Now that we know who’s running in the mayor’s race, here are Ward Room’s updated odds on who'll come out victorious.
Rahm Emanuel: 7-5. Emanuel is the favorite, but I refuse to believe he’s a lock. First of all, he has to overcome the challenge to his residency. And we don’t know who’ll he face in the run-off. Emanuel would have an easy time against Carol Moseley Braun, but he’d get a stiff challenge from Gery Chico. The debates will show how much this federal politician knows about governing the city. And debates matter: in 1983, frontrunner Richard M. Daley was ruined by his inarticulateness, while long-shot Harold Washington talked his way into contention.
Gery Chico: 2-1. When Chico announced, he didn’t look like a very promising candidate. He’s never held office before, and in his one attempt at winning an election, he got 4 percent in a U.S. Senate primary. (In fairness, he was running against Barack Obama.) But so far, Chico has run the most impressive campaign. He has a detailed school plan that involves adding 25 days to the calendar and providing every student with a laptop. Paul Vallas endorsed him, and he’s about to win the backing of Ald. Ed Burke, who doesn’t want another all-powerful mayor. For Daleyites, he was the mayor’s chief of staff. For anti-Daleyites, the mayor is pissed at him, for suggesting school reform has lost momentum.
Danny Davis: 7-1. Of the three black candidates, Davis has the best chance of winning, because he has the fewest negatives. So he helped out the Moonies? Pfft. As a pro-Washington alderman during Council Wars, Davis is a revered figure in Chicago’s progressive community, which could help him on the Lakefront. And his congressional district encompasses Chicago’s financial district and its wealthiest neighborhoods, which can’t hurt in fundraising.
James Meeks: 12-1. Meeks has the same problem Bobby Rush had when he ran against Mayor Daley in 1999. He’s so steeped in South Side culture that he can’t appeal to the rest of the Chicago. Meeks’s megachurch has helped him build a power base in his neighborhood, but it makes North Side voters wary of his inclination to separate church and city. Meeks made a huge gaffe when he said he would only pick on gays if he didn’t have anything better to do as mayor. He doesn’t seem to understand that North Siders see the gay movement as a matter of civil rights, not morality.
Carol Moseley Braun: 15-1. Moseley Braun is second in the polls right now, but that’s due to name recognition. She’s going to drop -- also due to name recognition, among those who remember her term in the U.S. Senate. Moseley Braun had a chance to become the most important black politician in America, and she blew it. She ran a chaotic office, and burned through five chiefs of staff in five years. During her vanity presidential campaign, staffers quit over late and missing paychecks. And she wants to run a city with 37,000 employees? This is another vanity campaign by a “recovering politician” who hasn’t recovered.

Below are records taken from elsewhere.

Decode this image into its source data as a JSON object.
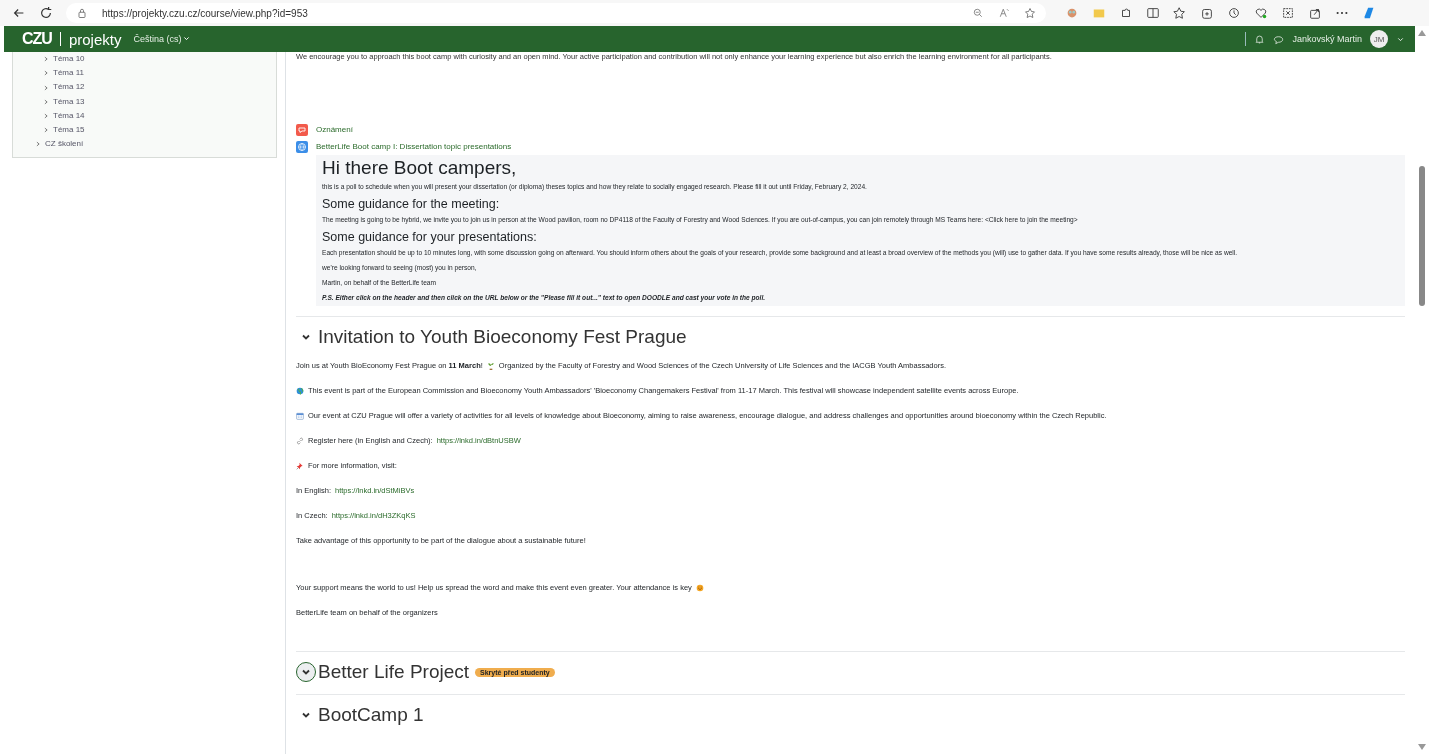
{
  "browser": {
    "url": "https://projekty.czu.cz/course/view.php?id=953"
  },
  "header": {
    "logo": "CZU",
    "site": "projekty",
    "language": "Čeština (cs)",
    "user": "Jankovský Martin",
    "avatar": "JM"
  },
  "sidebar": {
    "items": [
      {
        "children": [
          {
            "label": "Téma 10",
            "expanded": false
          },
          {
            "label": "Téma 11",
            "expanded": false
          },
          {
            "label": "Téma 12",
            "expanded": false
          },
          {
            "label": "Téma 13",
            "expanded": false
          },
          {
            "label": "Téma 14",
            "expanded": false
          },
          {
            "label": "Téma 15",
            "expanded": false
          }
        ]
      },
      {
        "label": "CZ školení",
        "expanded": false
      }
    ]
  },
  "intro_text": "We encourage you to approach this boot camp with curiosity and an open mind. Your active participation and contribution will not only enhance your learning experience but also enrich the learning environment for all participants.",
  "activities": [
    {
      "kind": "forum",
      "name": "Oznámení"
    },
    {
      "kind": "url",
      "name": "BetterLife Boot camp I: Dissertation topic presentations"
    }
  ],
  "description": [
    {
      "kind": "title",
      "text": "Hi there Boot campers,"
    },
    {
      "kind": "para",
      "text": "this is a poll to schedule when you will present your dissertation (or diploma) theses topics and how they relate to socially engaged research. Please fill it out until Friday, February 2, 2024."
    },
    {
      "kind": "heading",
      "text": "Some guidance for the meeting:"
    },
    {
      "kind": "para",
      "text": "The meeting is going to be hybrid, we invite you to join us in person at the Wood pavilion, room no DP4118 of the Faculty of Forestry and Wood Sciences. If you are out-of-campus, you can join remotely through MS Teams here: <Click here to join the meeting>"
    },
    {
      "kind": "heading",
      "text": "Some guidance for your presentations:"
    },
    {
      "kind": "para",
      "text": "Each presentation should be up to 10 minutes long, with some discussion going on afterward. You should inform others about the goals of your research, provide some background and at least a broad overview of the methods you (will) use to gather data. If you have some results already, those will be nice as well."
    },
    {
      "kind": "para",
      "text": "we're looking forward to seeing (most) you in person,"
    },
    {
      "kind": "para",
      "text": "Martin, on behalf of the BetterLife team"
    },
    {
      "kind": "note",
      "text": "P.S. Either click on the header and then click on the URL below or the \"Please fill it out...\" text to open DOODLE and cast your vote in the poll."
    }
  ],
  "sections": [
    {
      "title": "Invitation to Youth Bioeconomy Fest Prague",
      "expanded": true,
      "focused": false,
      "paragraphs": [
        [
          {
            "kind": "text",
            "text": "Join us at Youth BioEconomy Fest Prague on **11 March**!"
          },
          {
            "kind": "seedling"
          },
          {
            "kind": "text",
            "text": "Organized by the Faculty of Forestry and Wood Sciences of the Czech University of Life Sciences and the IACGB Youth Ambassadors."
          }
        ],
        [
          {
            "kind": "globe"
          },
          {
            "kind": "text",
            "text": "This event is part of the European Commission and Bioeconomy Youth Ambassadors' 'Bioeconomy Changemakers Festival' from 11-17 March. This festival will showcase independent satellite events across Europe."
          }
        ],
        [
          {
            "kind": "calendar"
          },
          {
            "kind": "text",
            "text": "Our event at CZU Prague will offer a variety of activities for all levels of knowledge about Bioeconomy, aiming to raise awareness, encourage dialogue, and address challenges and opportunities around bioeconomy within the Czech Republic."
          }
        ],
        [
          {
            "kind": "chain"
          },
          {
            "kind": "text",
            "text": "Register here (in English and Czech):"
          },
          {
            "kind": "link",
            "text": "https://lnkd.in/dBtnUSBW"
          }
        ],
        [
          {
            "kind": "pin"
          },
          {
            "kind": "text",
            "text": "For more information, visit:"
          }
        ],
        [
          {
            "kind": "text",
            "text": "In English:"
          },
          {
            "kind": "link",
            "text": "https://lnkd.in/dStMiBVs"
          }
        ],
        [
          {
            "kind": "text",
            "text": "In Czech:"
          },
          {
            "kind": "link",
            "text": "https://lnkd.in/dH3ZKqKS"
          }
        ],
        [
          {
            "kind": "text",
            "text": "Take advantage of this opportunity to be part of the dialogue about a sustainable future!"
          }
        ],
        [
          {
            "kind": "gap"
          }
        ],
        [
          {
            "kind": "text",
            "text": "Your support means the world to us! Help us spread the word and make this event even greater. Your attendance is key"
          },
          {
            "kind": "smiley"
          }
        ],
        [
          {
            "kind": "text",
            "text": "BetterLife team on behalf of the organizers"
          }
        ]
      ]
    },
    {
      "title": "Better Life Project",
      "badge": "Skryté před studenty",
      "expanded": true,
      "focused": true
    },
    {
      "title": "BootCamp 1",
      "expanded": true,
      "focused": false
    }
  ]
}
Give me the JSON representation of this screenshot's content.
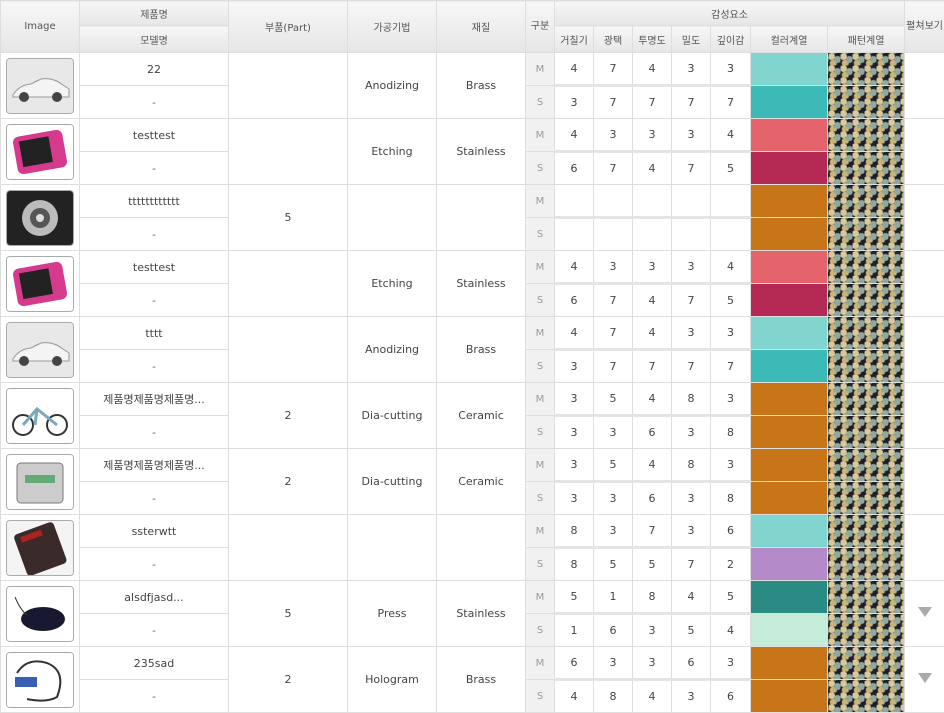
{
  "header": {
    "image": "Image",
    "product_name": "제품명",
    "model_name": "모델명",
    "part": "부품(Part)",
    "process": "가공기법",
    "material": "재질",
    "gubun": "구분",
    "emotion": "감성요소",
    "feature": "펼쳐보기",
    "sub": [
      "거칠기",
      "광택",
      "투명도",
      "밀도",
      "깊이감",
      "컬러계열",
      "패턴계열"
    ]
  },
  "rows": [
    {
      "thumb": "car-thumbnail",
      "name": "22",
      "model": "-",
      "part": "",
      "process": "Anodizing",
      "material": "Brass",
      "m": {
        "label": "M",
        "v": [
          "4",
          "7",
          "4",
          "3",
          "3"
        ],
        "color": "#82d4cf"
      },
      "s": {
        "label": "S",
        "v": [
          "3",
          "7",
          "7",
          "7",
          "7"
        ],
        "color": "#3bbab8"
      },
      "feature": false
    },
    {
      "thumb": "media-player-thumbnail",
      "name": "testtest",
      "model": "-",
      "part": "",
      "process": "Etching",
      "material": "Stainless",
      "m": {
        "label": "M",
        "v": [
          "4",
          "3",
          "3",
          "3",
          "4"
        ],
        "color": "#e5646c"
      },
      "s": {
        "label": "S",
        "v": [
          "6",
          "7",
          "4",
          "7",
          "5"
        ],
        "color": "#b42a55"
      },
      "feature": false
    },
    {
      "thumb": "camera-dial-thumbnail",
      "name": "tttttttttttt",
      "model": "-",
      "part": "5",
      "process": "",
      "material": "",
      "m": {
        "label": "M",
        "v": [
          "",
          "",
          "",
          "",
          ""
        ],
        "color": "#c87418"
      },
      "s": {
        "label": "S",
        "v": [
          "",
          "",
          "",
          "",
          ""
        ],
        "color": "#c87418"
      },
      "feature": false
    },
    {
      "thumb": "media-player-thumbnail",
      "name": "testtest",
      "model": "-",
      "part": "",
      "process": "Etching",
      "material": "Stainless",
      "m": {
        "label": "M",
        "v": [
          "4",
          "3",
          "3",
          "3",
          "4"
        ],
        "color": "#e5646c"
      },
      "s": {
        "label": "S",
        "v": [
          "6",
          "7",
          "4",
          "7",
          "5"
        ],
        "color": "#b42a55"
      },
      "feature": false
    },
    {
      "thumb": "car-thumbnail",
      "name": "tttt",
      "model": "-",
      "part": "",
      "process": "Anodizing",
      "material": "Brass",
      "m": {
        "label": "M",
        "v": [
          "4",
          "7",
          "4",
          "3",
          "3"
        ],
        "color": "#82d4cf"
      },
      "s": {
        "label": "S",
        "v": [
          "3",
          "7",
          "7",
          "7",
          "7"
        ],
        "color": "#3bbab8"
      },
      "feature": false
    },
    {
      "thumb": "bicycle-thumbnail",
      "name": "제품명제품명제품명...",
      "model": "-",
      "part": "2",
      "process": "Dia-cutting",
      "material": "Ceramic",
      "m": {
        "label": "M",
        "v": [
          "3",
          "5",
          "4",
          "8",
          "3"
        ],
        "color": "#c87418"
      },
      "s": {
        "label": "S",
        "v": [
          "3",
          "3",
          "6",
          "3",
          "8"
        ],
        "color": "#c87418"
      },
      "feature": false
    },
    {
      "thumb": "machine-thumbnail",
      "name": "제품명제품명제품명...",
      "model": "-",
      "part": "2",
      "process": "Dia-cutting",
      "material": "Ceramic",
      "m": {
        "label": "M",
        "v": [
          "3",
          "5",
          "4",
          "8",
          "3"
        ],
        "color": "#c87418"
      },
      "s": {
        "label": "S",
        "v": [
          "3",
          "3",
          "6",
          "3",
          "8"
        ],
        "color": "#c87418"
      },
      "feature": false
    },
    {
      "thumb": "calculator-thumbnail",
      "name": "ssterwtt",
      "model": "-",
      "part": "",
      "process": "",
      "material": "",
      "m": {
        "label": "M",
        "v": [
          "8",
          "3",
          "7",
          "3",
          "6"
        ],
        "color": "#82d4cf"
      },
      "s": {
        "label": "S",
        "v": [
          "8",
          "5",
          "5",
          "7",
          "2"
        ],
        "color": "#b48ac8"
      },
      "feature": false
    },
    {
      "thumb": "mouse-thumbnail",
      "name": "alsdfjasd...",
      "model": "-",
      "part": "5",
      "process": "Press",
      "material": "Stainless",
      "m": {
        "label": "M",
        "v": [
          "5",
          "1",
          "8",
          "4",
          "5"
        ],
        "color": "#2a8a84"
      },
      "s": {
        "label": "S",
        "v": [
          "1",
          "6",
          "3",
          "5",
          "4"
        ],
        "color": "#c4ecd8"
      },
      "feature": true
    },
    {
      "thumb": "usb-device-thumbnail",
      "name": "235sad",
      "model": "-",
      "part": "2",
      "process": "Hologram",
      "material": "Brass",
      "m": {
        "label": "M",
        "v": [
          "6",
          "3",
          "3",
          "6",
          "3"
        ],
        "color": "#c87418"
      },
      "s": {
        "label": "S",
        "v": [
          "4",
          "8",
          "4",
          "3",
          "6"
        ],
        "color": "#c87418"
      },
      "feature": true
    }
  ]
}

Miguel del Valle: 20-1. Del Valle was the first candidate to announce, and the first to air a TV ad -- but it only ran for a week. He is seen as the candidate of the Latino community, the smallest of Chicago’s three ethnic groups. Might make the runoff if the three black candidates cancel each other out, and he steals enough Latino votes from Chico, but unlikely. Beating Emanuel in the finals is even less likely. Right now, del Valle is running dead last in the polls.